--- WHAT THE EXERCISE ASKS ---
Copy every line of the data that includes the string "badge".

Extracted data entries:
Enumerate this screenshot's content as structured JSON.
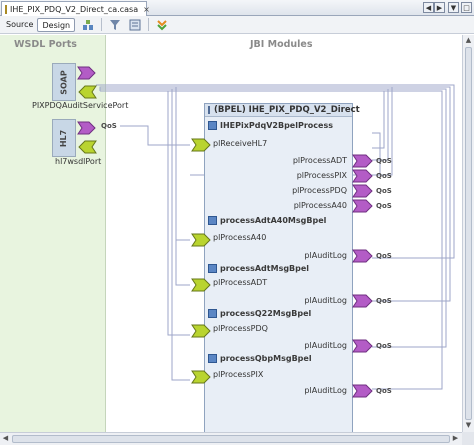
{
  "tab": {
    "title": "IHE_PIX_PDQ_V2_Direct_ca.casa",
    "close": "×"
  },
  "toolbar": {
    "source_label": "Source",
    "design_label": "Design"
  },
  "nav": {
    "left": "◀",
    "right": "▶",
    "menu": "▼",
    "max": "□"
  },
  "panes": {
    "wsdl_title": "WSDL Ports",
    "jbi_title": "JBI Modules"
  },
  "wsdl_ports": [
    {
      "type": "SOAP",
      "name": "PIXPDQAuditServicePort"
    },
    {
      "type": "HL7",
      "name": "hl7wsdlPort",
      "qos": "QoS"
    }
  ],
  "module": {
    "title": "(BPEL) IHE_PIX_PDQ_V2_Direct",
    "processes": [
      {
        "name": "IHEPixPdqV2BpelProcess",
        "consumer": "plReceiveHL7",
        "providers": [
          "plProcessADT",
          "plProcessPIX",
          "plProcessPDQ",
          "plProcessA40"
        ]
      },
      {
        "name": "processAdtA40MsgBpel",
        "consumer": "plProcessA40",
        "providers": [
          "plAuditLog"
        ]
      },
      {
        "name": "processAdtMsgBpel",
        "consumer": "plProcessADT",
        "providers": [
          "plAuditLog"
        ]
      },
      {
        "name": "processQ22MsgBpel",
        "consumer": "plProcessPDQ",
        "providers": [
          "plAuditLog"
        ]
      },
      {
        "name": "processQbpMsgBpel",
        "consumer": "plProcessPIX",
        "providers": [
          "plAuditLog"
        ]
      }
    ],
    "qos": "QoS"
  },
  "colors": {
    "wsdl_bg": "#e8f4df",
    "module_bg": "#e8eef6",
    "provider_arrow": "#b35cc6",
    "consumer_arrow": "#b9d42f"
  }
}
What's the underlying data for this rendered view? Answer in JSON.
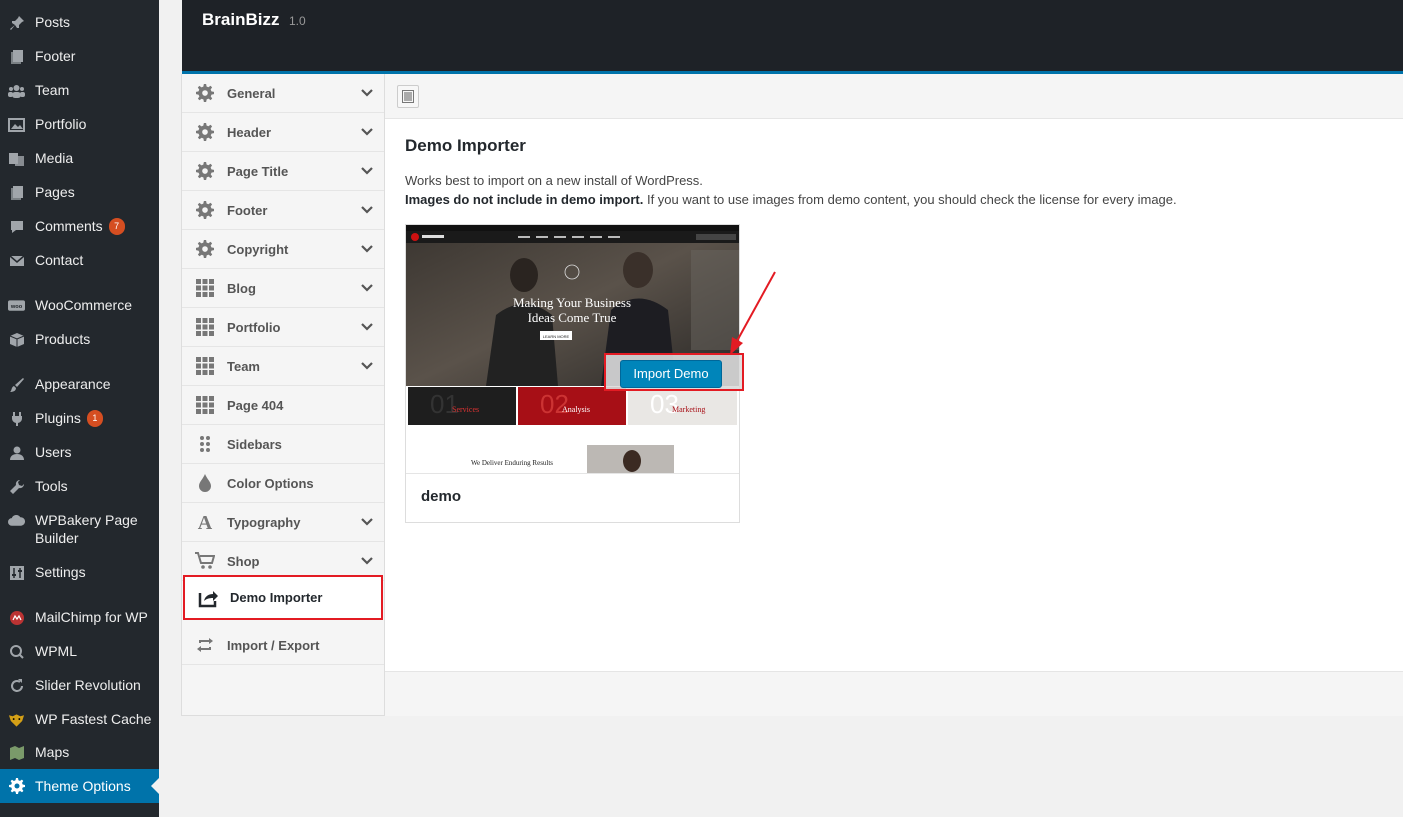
{
  "admin_menu": {
    "items": [
      {
        "label": "Posts",
        "icon": "pin-icon"
      },
      {
        "label": "Footer",
        "icon": "pages-icon"
      },
      {
        "label": "Team",
        "icon": "groups-icon"
      },
      {
        "label": "Portfolio",
        "icon": "portfolio-icon"
      },
      {
        "label": "Media",
        "icon": "media-icon"
      },
      {
        "label": "Pages",
        "icon": "pages-icon"
      },
      {
        "label": "Comments",
        "icon": "comment-icon",
        "badge": "7"
      },
      {
        "label": "Contact",
        "icon": "mail-icon"
      },
      {
        "label": "WooCommerce",
        "icon": "woo-icon"
      },
      {
        "label": "Products",
        "icon": "box-icon"
      },
      {
        "label": "Appearance",
        "icon": "brush-icon"
      },
      {
        "label": "Plugins",
        "icon": "plugin-icon",
        "badge": "1"
      },
      {
        "label": "Users",
        "icon": "user-icon"
      },
      {
        "label": "Tools",
        "icon": "wrench-icon"
      },
      {
        "label": "WPBakery Page Builder",
        "icon": "cloud-icon"
      },
      {
        "label": "Settings",
        "icon": "settings-sliders-icon"
      },
      {
        "label": "MailChimp for WP",
        "icon": "mailchimp-icon"
      },
      {
        "label": "WPML",
        "icon": "wpml-icon"
      },
      {
        "label": "Slider Revolution",
        "icon": "refresh-icon"
      },
      {
        "label": "WP Fastest Cache",
        "icon": "cheetah-icon"
      },
      {
        "label": "Maps",
        "icon": "map-icon"
      },
      {
        "label": "Theme Options",
        "icon": "gear-icon",
        "active": true
      }
    ]
  },
  "theme_header": {
    "name": "BrainBizz",
    "version": "1.0"
  },
  "options_nav": {
    "items": [
      {
        "label": "General",
        "icon": "gear-icon",
        "chevron": true
      },
      {
        "label": "Header",
        "icon": "gear-icon",
        "chevron": true
      },
      {
        "label": "Page Title",
        "icon": "gear-icon",
        "chevron": true
      },
      {
        "label": "Footer",
        "icon": "gear-icon",
        "chevron": true
      },
      {
        "label": "Copyright",
        "icon": "gear-icon",
        "chevron": true
      },
      {
        "label": "Blog",
        "icon": "grid-icon",
        "chevron": true
      },
      {
        "label": "Portfolio",
        "icon": "grid-icon",
        "chevron": true
      },
      {
        "label": "Team",
        "icon": "grid-icon",
        "chevron": true
      },
      {
        "label": "Page 404",
        "icon": "grid-icon",
        "chevron": false
      },
      {
        "label": "Sidebars",
        "icon": "dots-icon",
        "chevron": false
      },
      {
        "label": "Color Options",
        "icon": "drop-icon",
        "chevron": false
      },
      {
        "label": "Typography",
        "icon": "font-icon",
        "chevron": true
      },
      {
        "label": "Shop",
        "icon": "cart-icon",
        "chevron": true
      },
      {
        "label": "Demo Importer",
        "icon": "export-icon",
        "chevron": false,
        "active": true
      },
      {
        "label": "Import / Export",
        "icon": "transfer-icon",
        "chevron": false
      }
    ]
  },
  "content": {
    "title": "Demo Importer",
    "desc_line1": "Works best to import on a new install of WordPress.",
    "desc_bold": "Images do not include in demo import.",
    "desc_rest": " If you want to use images from demo content, you should check the license for every image.",
    "demo": {
      "name": "demo",
      "import_label": "Import Demo",
      "preview": {
        "hero_line1": "Making Your Business",
        "hero_line2": "Ideas Come True",
        "hero_button": "LEARN MORE",
        "tiles": [
          "Services",
          "Analysis",
          "Marketing"
        ],
        "tagline": "We Deliver Enduring Results"
      }
    }
  },
  "colors": {
    "wp_blue": "#0073aa",
    "highlight_red": "#e31b23",
    "sidebar_bg": "#23282d"
  }
}
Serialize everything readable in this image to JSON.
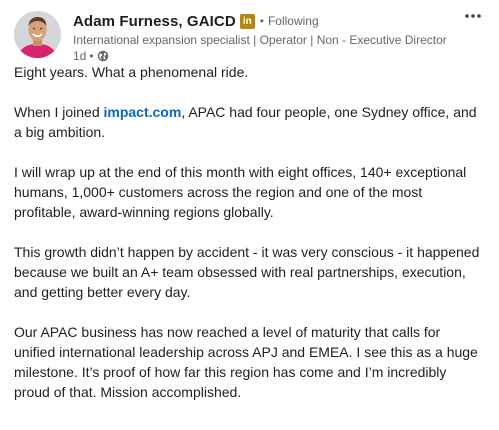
{
  "post": {
    "author": {
      "name": "Adam Furness, GAICD",
      "badge": "in",
      "follow_status": "Following",
      "headline": "International expansion specialist | Operator | Non - Executive Director",
      "time": "1d",
      "visibility_icon": "globe-icon"
    },
    "more_icon": "more-horizontal-icon",
    "colors": {
      "link": "#0a66c2",
      "badge": "#b8860b",
      "meta_text": "#666666"
    },
    "body": {
      "p1": "Eight years. What a phenomenal ride.",
      "p2_pre": "When I joined ",
      "p2_link": "impact.com",
      "p2_post": ", APAC had four people, one Sydney office, and a big ambition.",
      "p3": "I will wrap up at the end of this month with eight offices, 140+ exceptional humans, 1,000+ customers across the region and one of the most profitable, award-winning regions globally.",
      "p4": "This growth didn’t happen by accident - it was very conscious - it happened because we built an A+ team obsessed with real partnerships, execution, and getting better every day.",
      "p5": "Our APAC business has now reached a level of maturity that calls for unified international leadership across APJ and EMEA. I see this as a huge milestone. It’s proof of how far this region has come and I’m incredibly proud of that. Mission accomplished."
    }
  }
}
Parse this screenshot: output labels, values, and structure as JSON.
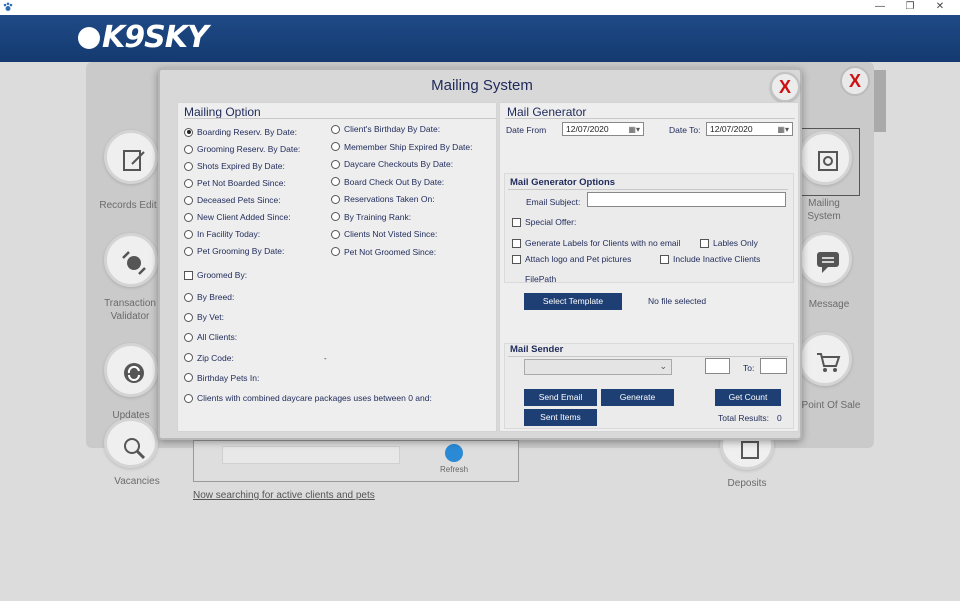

--- OUTPUT FOR THIS TASK ---
        "badge": "7"
        "badge": "1"
      "badge": "in",
      "badge": "#b8860b",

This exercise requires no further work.